The Milwaukee Brewers, probably the playoff team that everyone thought about the least, bit the dust yesterday in a fashion befitting a team that most didn’t realize were even there. They scored six runs across four games, got shutout twice, and while maybe not quite a whimper thanks to the dramatic Game 4, it was certainly whimper-adjacent.
The Brewers got more than enough pitching, which had been their M.O. all season. Corbin Burnes, Brandon Woodruff, Freddy Peralta, and eventually Adrian Houser formed just about the best rotation in the National League. It’s why they cruised to the division title even though their offense was basically Suck Balls Mountain, at least for a playoff team.
Which is a weird thing to say about a team that has a former MVP in its lineup, and the big question for the Brewers heading into the winter is just what’s happened to Christian Yelich?
Yelich was actually having a better season in 2019 than his MVP 2018 campaign. Then he busted his kneecap with about a month to go, and nothing has been the same since. The season-in-a-can of 2020 was far below his previous two in Milwaukee, but could be dismissed as just one of those weird ones thanks to the unique circumstances.
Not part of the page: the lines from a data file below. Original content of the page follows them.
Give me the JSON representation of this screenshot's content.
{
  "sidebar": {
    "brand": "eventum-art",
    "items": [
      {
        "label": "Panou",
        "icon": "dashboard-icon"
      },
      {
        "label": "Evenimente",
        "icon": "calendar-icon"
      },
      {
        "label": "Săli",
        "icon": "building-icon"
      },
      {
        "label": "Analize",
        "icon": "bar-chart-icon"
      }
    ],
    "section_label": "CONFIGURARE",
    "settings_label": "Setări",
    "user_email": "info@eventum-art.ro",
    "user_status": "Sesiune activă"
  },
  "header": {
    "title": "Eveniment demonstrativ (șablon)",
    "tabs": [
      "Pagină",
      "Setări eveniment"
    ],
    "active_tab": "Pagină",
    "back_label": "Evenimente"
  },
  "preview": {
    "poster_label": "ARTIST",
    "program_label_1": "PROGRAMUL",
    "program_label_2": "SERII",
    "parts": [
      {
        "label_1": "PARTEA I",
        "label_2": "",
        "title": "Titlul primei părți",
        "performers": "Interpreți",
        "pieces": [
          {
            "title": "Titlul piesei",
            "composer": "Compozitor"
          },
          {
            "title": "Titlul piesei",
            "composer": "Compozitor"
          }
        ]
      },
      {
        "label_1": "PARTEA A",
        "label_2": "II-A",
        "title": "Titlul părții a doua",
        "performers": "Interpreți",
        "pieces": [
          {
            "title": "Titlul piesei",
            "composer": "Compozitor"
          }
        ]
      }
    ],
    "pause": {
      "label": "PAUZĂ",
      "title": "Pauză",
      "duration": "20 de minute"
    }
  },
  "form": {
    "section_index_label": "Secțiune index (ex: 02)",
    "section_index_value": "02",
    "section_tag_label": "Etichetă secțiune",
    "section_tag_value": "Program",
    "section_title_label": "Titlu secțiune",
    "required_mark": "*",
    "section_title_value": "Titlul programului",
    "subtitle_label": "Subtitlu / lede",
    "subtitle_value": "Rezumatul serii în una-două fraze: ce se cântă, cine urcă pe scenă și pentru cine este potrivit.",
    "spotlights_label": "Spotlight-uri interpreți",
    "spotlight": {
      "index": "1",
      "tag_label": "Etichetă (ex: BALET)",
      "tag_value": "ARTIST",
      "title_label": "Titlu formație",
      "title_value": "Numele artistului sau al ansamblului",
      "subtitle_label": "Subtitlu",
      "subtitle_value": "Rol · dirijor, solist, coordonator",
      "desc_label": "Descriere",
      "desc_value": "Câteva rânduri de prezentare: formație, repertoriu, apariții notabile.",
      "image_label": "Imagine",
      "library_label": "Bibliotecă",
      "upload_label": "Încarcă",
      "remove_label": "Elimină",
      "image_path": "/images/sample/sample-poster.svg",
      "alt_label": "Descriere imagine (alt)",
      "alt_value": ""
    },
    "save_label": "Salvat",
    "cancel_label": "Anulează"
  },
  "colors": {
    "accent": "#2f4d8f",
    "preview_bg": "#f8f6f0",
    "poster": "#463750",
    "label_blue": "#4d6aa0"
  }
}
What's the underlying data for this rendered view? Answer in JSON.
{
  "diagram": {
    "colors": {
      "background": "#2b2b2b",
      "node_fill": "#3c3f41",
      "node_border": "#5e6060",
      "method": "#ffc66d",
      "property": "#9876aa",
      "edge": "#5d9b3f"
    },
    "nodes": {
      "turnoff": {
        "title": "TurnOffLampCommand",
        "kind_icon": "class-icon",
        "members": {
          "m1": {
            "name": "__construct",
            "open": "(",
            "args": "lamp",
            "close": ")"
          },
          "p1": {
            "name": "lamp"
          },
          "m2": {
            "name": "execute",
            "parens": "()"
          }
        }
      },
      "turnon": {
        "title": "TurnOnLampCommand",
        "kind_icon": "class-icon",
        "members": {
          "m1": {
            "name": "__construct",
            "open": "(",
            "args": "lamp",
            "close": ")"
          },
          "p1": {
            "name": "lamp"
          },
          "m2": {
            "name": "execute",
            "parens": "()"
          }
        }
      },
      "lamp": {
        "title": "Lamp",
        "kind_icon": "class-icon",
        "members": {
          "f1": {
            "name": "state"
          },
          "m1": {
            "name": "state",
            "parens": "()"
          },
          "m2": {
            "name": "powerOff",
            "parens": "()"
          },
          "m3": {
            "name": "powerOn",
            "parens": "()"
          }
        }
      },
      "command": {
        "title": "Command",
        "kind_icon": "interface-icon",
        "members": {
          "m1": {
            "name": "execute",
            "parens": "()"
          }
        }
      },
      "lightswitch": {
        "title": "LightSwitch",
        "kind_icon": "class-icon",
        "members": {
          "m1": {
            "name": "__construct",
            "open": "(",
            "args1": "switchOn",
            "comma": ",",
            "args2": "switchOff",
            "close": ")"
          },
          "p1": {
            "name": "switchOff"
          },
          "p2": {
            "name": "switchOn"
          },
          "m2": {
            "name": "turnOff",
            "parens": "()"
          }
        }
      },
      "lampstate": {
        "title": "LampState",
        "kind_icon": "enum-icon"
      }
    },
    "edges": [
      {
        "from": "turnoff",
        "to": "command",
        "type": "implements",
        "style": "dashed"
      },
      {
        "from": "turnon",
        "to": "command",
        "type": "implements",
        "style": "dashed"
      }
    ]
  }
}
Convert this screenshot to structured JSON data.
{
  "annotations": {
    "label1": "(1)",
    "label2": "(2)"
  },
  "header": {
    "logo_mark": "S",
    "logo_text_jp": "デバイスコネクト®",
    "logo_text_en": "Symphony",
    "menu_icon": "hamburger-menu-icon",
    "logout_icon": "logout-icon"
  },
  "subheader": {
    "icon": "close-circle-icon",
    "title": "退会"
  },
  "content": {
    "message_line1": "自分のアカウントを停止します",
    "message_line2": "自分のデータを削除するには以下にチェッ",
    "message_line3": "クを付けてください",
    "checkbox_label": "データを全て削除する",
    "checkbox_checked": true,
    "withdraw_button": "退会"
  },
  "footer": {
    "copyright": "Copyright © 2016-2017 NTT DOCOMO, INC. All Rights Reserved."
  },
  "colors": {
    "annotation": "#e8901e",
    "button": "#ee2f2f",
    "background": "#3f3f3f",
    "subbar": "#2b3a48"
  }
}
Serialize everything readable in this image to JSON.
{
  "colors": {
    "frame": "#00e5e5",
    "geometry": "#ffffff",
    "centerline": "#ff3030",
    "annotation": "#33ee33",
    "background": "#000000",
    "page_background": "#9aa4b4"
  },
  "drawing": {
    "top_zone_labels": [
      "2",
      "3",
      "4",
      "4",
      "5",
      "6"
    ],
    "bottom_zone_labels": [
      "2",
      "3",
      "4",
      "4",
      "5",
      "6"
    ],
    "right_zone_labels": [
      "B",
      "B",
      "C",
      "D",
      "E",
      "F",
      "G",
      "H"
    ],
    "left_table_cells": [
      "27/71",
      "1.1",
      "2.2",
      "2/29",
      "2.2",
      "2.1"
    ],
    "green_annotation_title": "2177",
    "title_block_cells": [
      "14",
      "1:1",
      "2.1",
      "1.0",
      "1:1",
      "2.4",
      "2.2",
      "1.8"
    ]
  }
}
But this one was even worse, as Yelich slashed .248/.362/.373 for a definitely average 101 wRC+. Yelich had a big August after coming back from a positive COVID test, and Brewers fans might have begun to dream he’d close with a flourish. Instead he splattered on the pavement with a .305 slugging percentage in September, and capped it off by going 3-for-17 (all singles) in the Division Series.
So what’s going on with him?
Last season, Yelich just about stopped swinging at everything. His walk rate (13.8 percent to 18.6) and strikeout rate (20.3 to 30.8) both went up as he just watched pitches go by him and hoped for the best. Which would explain a fair potion of that mess. But this year, Yelich’s swing rate was back right on his career norm of 41.6 percent. In fact, his chase-rates on every kind of pitch were the lowest of his career, per BaseballSavant.com. Whatever the problem this year, it didn’t have much to do with plate-discipline.
And yet Yelich just lost the ability to hit the ball hard. His average exit-velocity dropped to 91.7 MPH, three MPH lower than even 2020, and this was in a season where the new baseball saw most everyone’s average exit-velocity go up. So that three MPH drop plays bigger than it looks. Even on pitches middle-middle that he used to turn into mush as recently as 2019 (100.5 average exit velocity), he couldn’t do all that much with this year (94.0 MPH).
Worse yet, whatever hard contact Yelich was making, or contact at all, was going straight into the ground. Yelich’s ground-ball rate has gone from 43.2 percent in 2019 to 50 percent last year to 54.4 percent in 2021. This might not be the disaster it looks like, or at least not as much of one, as in his MVP year he had a ground-ball rate over 50 percent as well, with an average launch angle of just 5 percent (boy, what the fuck happened that season?). But he made his airborne contact count, and maybe got a little luck (.373 BABIP in 2018). Yelich has always run a crazy-high BABIP even when he was a Marlin, partly due to having plus-speed. But that’s going to be less and less of his game as he moves into his 30s, which he does starting next year.
And even when he was getting balls into the air, he saw a huge drop in how many of them left the park. The previous three seasons, 30+ percent of Yelich’s fly-balls went for homers. This year that figure was 12. And considering the bounce in how hard he’s hitting the ball now, that’s not a fluke. Yelich carried one of the best barrel-rates in 2018 and 2019, but saw that figure fall this year to less than half of his 2019 rate (7.6 percent to 15.8 two years ago). He’s just simply not hitting the ball very hard.
Yelich battled back problems early in the season, and maybe they lingered all season. As everyone on the planet will tell you however, back problems don’t tend to get better in your 30s. The drop in violence on contact might suggest a dip in bat-speed, though Yelich has only seen a slight rise in the number of fastballs he whiffs on from his prime years. But he was more easily beaten up in the zone this year on fastballs, according to BrooksBaseball.net, which could be another sign that he just can’t get there the way he used to.
The Brewers desperately need offense, because they’ll always be in contention as long as that rotation is intact, which it should be, as all those starters are under team control for years. Kolten Wong will be back at second, Willy Adames at short. They may need to find help in center and turn Lorenzo Cain into a bench player, because his splits this year do not suggest he can be a platoon. They should be all over Freddie Freeman, and/or bounce Josh Hader’s needy-ass for whatever hitting they can get (the Blue Jays feel like a prime candidate to overpay for Hader in my head).
But signing free agents isn’t a given, with Yelich being owed $26 million a year until the Earth collapses on itself. The Crew can certainly go above the $114 million they have locked in for next year, but how much they’re willing to is another question. And if this is all they’re getting from Yelich, they’re going to have to work around that for nearly another decade.
The Brewers better hope an offseason of rest is all Yelich needs, because this guy swinging silly putty at the plate is going to be an issue going forward.